> Brief: Give the number of lines in these entries that contain "size", and nothing more.

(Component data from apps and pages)
::::

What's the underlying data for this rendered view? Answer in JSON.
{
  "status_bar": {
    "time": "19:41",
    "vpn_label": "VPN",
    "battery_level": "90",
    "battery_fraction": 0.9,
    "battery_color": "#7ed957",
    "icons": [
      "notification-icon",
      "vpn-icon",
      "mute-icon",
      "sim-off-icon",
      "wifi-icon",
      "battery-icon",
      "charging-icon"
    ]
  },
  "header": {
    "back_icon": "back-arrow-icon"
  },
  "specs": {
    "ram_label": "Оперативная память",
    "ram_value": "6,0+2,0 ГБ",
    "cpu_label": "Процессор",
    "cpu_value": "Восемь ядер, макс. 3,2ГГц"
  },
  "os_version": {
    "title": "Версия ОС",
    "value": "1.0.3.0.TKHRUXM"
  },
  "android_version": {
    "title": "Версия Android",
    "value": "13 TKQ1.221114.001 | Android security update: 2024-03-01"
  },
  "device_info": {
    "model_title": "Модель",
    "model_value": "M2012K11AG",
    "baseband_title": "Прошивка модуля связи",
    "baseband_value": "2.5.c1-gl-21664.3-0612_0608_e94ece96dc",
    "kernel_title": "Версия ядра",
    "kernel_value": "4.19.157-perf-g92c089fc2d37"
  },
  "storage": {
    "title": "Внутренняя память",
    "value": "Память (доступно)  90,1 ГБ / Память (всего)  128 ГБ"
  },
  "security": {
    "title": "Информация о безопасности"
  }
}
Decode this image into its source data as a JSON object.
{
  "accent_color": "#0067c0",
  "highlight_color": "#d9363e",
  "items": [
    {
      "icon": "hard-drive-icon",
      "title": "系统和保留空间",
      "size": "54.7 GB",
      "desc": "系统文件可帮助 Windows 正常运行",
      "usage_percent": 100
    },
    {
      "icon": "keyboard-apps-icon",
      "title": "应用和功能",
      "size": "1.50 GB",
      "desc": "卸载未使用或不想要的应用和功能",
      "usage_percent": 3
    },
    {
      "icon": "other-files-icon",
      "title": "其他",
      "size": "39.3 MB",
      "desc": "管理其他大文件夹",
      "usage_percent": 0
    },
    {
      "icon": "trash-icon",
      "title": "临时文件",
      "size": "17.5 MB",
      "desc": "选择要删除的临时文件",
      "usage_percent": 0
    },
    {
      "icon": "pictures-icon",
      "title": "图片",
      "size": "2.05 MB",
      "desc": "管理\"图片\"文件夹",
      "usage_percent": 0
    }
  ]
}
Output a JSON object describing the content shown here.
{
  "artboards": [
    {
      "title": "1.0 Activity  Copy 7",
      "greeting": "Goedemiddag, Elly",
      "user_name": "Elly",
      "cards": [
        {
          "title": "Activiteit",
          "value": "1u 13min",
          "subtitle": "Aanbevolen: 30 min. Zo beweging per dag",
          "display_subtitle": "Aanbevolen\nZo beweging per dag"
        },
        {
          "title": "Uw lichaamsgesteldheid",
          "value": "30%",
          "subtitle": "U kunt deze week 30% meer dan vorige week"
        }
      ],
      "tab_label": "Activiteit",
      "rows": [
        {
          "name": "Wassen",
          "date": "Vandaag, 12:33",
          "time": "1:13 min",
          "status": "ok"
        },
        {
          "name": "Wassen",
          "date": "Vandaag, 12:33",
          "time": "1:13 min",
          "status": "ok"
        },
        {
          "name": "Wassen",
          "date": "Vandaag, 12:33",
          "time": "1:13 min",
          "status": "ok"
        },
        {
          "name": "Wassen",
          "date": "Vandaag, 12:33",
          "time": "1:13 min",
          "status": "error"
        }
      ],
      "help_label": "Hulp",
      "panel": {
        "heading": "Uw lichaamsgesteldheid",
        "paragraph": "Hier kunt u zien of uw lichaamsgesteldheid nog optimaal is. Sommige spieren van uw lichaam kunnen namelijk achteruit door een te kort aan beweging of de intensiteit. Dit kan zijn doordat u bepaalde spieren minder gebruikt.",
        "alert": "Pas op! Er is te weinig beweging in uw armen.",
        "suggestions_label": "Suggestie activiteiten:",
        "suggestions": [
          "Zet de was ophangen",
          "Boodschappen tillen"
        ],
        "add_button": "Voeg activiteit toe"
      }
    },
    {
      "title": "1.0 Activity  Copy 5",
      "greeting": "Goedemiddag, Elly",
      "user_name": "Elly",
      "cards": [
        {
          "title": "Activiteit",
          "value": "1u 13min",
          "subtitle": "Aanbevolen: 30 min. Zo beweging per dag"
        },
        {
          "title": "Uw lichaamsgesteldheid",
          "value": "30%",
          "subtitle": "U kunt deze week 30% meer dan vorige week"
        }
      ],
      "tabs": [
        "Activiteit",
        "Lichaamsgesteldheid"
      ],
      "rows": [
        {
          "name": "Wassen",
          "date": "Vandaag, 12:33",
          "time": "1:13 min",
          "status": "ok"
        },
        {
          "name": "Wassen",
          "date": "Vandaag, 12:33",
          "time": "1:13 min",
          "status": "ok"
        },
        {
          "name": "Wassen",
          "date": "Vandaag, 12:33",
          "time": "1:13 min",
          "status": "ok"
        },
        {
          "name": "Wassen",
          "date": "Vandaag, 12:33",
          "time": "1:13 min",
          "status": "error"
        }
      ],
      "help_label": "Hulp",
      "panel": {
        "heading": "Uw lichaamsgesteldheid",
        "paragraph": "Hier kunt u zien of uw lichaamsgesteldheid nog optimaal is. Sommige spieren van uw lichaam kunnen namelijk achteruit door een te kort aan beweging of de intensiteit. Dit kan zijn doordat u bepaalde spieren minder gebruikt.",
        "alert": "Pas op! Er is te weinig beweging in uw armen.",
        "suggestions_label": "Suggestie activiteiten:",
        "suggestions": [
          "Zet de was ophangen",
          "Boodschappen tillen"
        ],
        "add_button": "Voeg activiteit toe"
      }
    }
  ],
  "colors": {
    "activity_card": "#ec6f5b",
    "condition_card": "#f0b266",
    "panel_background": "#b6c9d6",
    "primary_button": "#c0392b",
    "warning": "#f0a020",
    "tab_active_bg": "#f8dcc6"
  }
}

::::

> Reply to the exercise: 5